This involves the use of physical activities to inhibit the growth of a weed. These methods are aimed at causing injury, killing or even making the growing conditions to be unfavorable to the weed. The methods are usually effective if they are accompanied by other methods of control. These methods include;
The weed can be controlled by this method. It involves the removal and uprooting of old world climbing fern from the soil. It requires one to pull gently because violent pulling will make the plant to break and some parts of the root will remain. This will lead to the regrowth of the plant. Disposal of the uprooted plant is also important. This is because the careless disposal of the plant will only lead to the spread of the plant because of the spores produced. The method is only effective in areas with scattered or small infestations.
This method involves the use of fire to destroy predetermined plants under specific desired conditions. The ferns are burned under a controlled environment so as to destroy them. This method is effective in regaining the area’s ecological balance which the fern had destroyed.
This is because it improves the fire resilience of the native plant community and also encourages regeneration of the vegetation. The only downside of this method is that it gives the invasive non-native plant species a chance to thrive. This is because they are likely to regenerate and recolonize the area again with ease.
This involves the saturation of an area’s soil for a period of about two months. The method is effective such that it cuts the oxygen supply to the plant. The method has been found to suppress established old world climbing fern.

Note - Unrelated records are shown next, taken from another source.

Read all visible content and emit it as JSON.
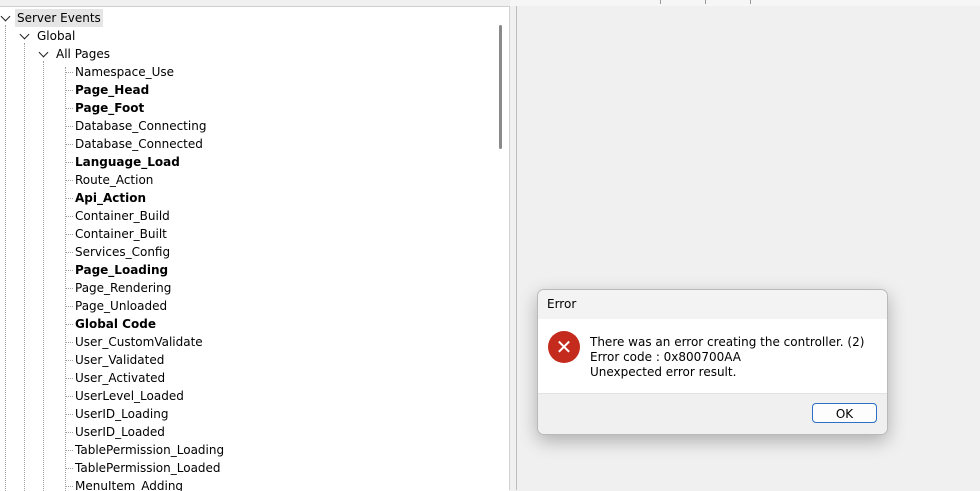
{
  "tree": {
    "root": {
      "label": "Server Events"
    },
    "global": {
      "label": "Global"
    },
    "all_pages": {
      "label": "All Pages"
    },
    "items": [
      {
        "label": "Namespace_Use",
        "bold": false
      },
      {
        "label": "Page_Head",
        "bold": true
      },
      {
        "label": "Page_Foot",
        "bold": true
      },
      {
        "label": "Database_Connecting",
        "bold": false
      },
      {
        "label": "Database_Connected",
        "bold": false
      },
      {
        "label": "Language_Load",
        "bold": true
      },
      {
        "label": "Route_Action",
        "bold": false
      },
      {
        "label": "Api_Action",
        "bold": true
      },
      {
        "label": "Container_Build",
        "bold": false
      },
      {
        "label": "Container_Built",
        "bold": false
      },
      {
        "label": "Services_Config",
        "bold": false
      },
      {
        "label": "Page_Loading",
        "bold": true
      },
      {
        "label": "Page_Rendering",
        "bold": false
      },
      {
        "label": "Page_Unloaded",
        "bold": false
      },
      {
        "label": "Global Code",
        "bold": true
      },
      {
        "label": "User_CustomValidate",
        "bold": false
      },
      {
        "label": "User_Validated",
        "bold": false
      },
      {
        "label": "User_Activated",
        "bold": false
      },
      {
        "label": "UserLevel_Loaded",
        "bold": false
      },
      {
        "label": "UserID_Loading",
        "bold": false
      },
      {
        "label": "UserID_Loaded",
        "bold": false
      },
      {
        "label": "TablePermission_Loading",
        "bold": false
      },
      {
        "label": "TablePermission_Loaded",
        "bold": false
      },
      {
        "label": "MenuItem_Adding",
        "bold": false
      }
    ]
  },
  "dialog": {
    "title": "Error",
    "icon": "error-x-icon",
    "message_line1": "There was an error creating the controller. (2)",
    "message_line2": "Error code : 0x800700AA",
    "message_line3": "Unexpected error result.",
    "ok_label": "OK"
  },
  "colors": {
    "error_icon": "#c42b1c",
    "ok_button_border": "#2d6fc5"
  }
}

Its seeds are also destroyed because the oxygen necessary for their germination will not be available. This means that the seeds will be destroyed and therefore the plant population will be phased out. This method however has is not very effective because the plant thrives under moist conditions.
Bonus: 5 quick facts about the old world climbing fern
- The old world climbing fern has some medicinal value. The plant can be used to reduce urine volumes and prevent inflammation in the body.
- Old world climbing fern is a perennial plant meaning it can survive for more than 2 years. It can also propagate via the distribution of various parts of the plant.
- The plant’s leaves can be used to make ornaments.
- Old world climbing fern produces reproductive and non-reproductive leaves.
- The plant does not have flowers. Instead, it produces spores.
In conclusion, the old world climbing fern is an invasive weed that causes a lot of harm. It raises the cost of maintaining forests and rangelands through herbicides spraying. The numerous research resources used to come up with the control measures are expensive.
It reduces forest cover by acting as a propagator of wildfires. It interferes with the ecological balance of the invaded area. Therefore, it is prudent enough if urgent measures are taken to manage the invasion of the weed. Once the other control methods are fully operational, the control of the weed will be more effective.
- University of Florida: Natural Area Weeds: Old World Climbing Fern (Lygodium microphyllum) https://edis.ifas.ufl.edu/ag122
- Everglades Cooperative Invasive Species Management Area: WORKING TO PROTECT THE EVERGLADES FROM INVASIVE SPECIES https://www.evergladescisma.org/the-dirty-dozen/old-world-climbing-fern/
- S. Department of Agriculture: Old World Climbing Fern https://www.invasivespeciesinfo.gov/profile/old-world-climbing-fern
- BioOne Complete: Tolerance of Old World Climbing Fern (Lygodium microphyllum) Spores to Herbicides https://bioone.org/journals/Invasive-Plant-Science-and-Management/volume-4/issue-4/IPSM-D-11-00017.1/Tolerance-of-Old-World-Climbing-Fern-Lygodium-microphyllum-Spores-to/10.1614/IPSM-D-11-00017.1.short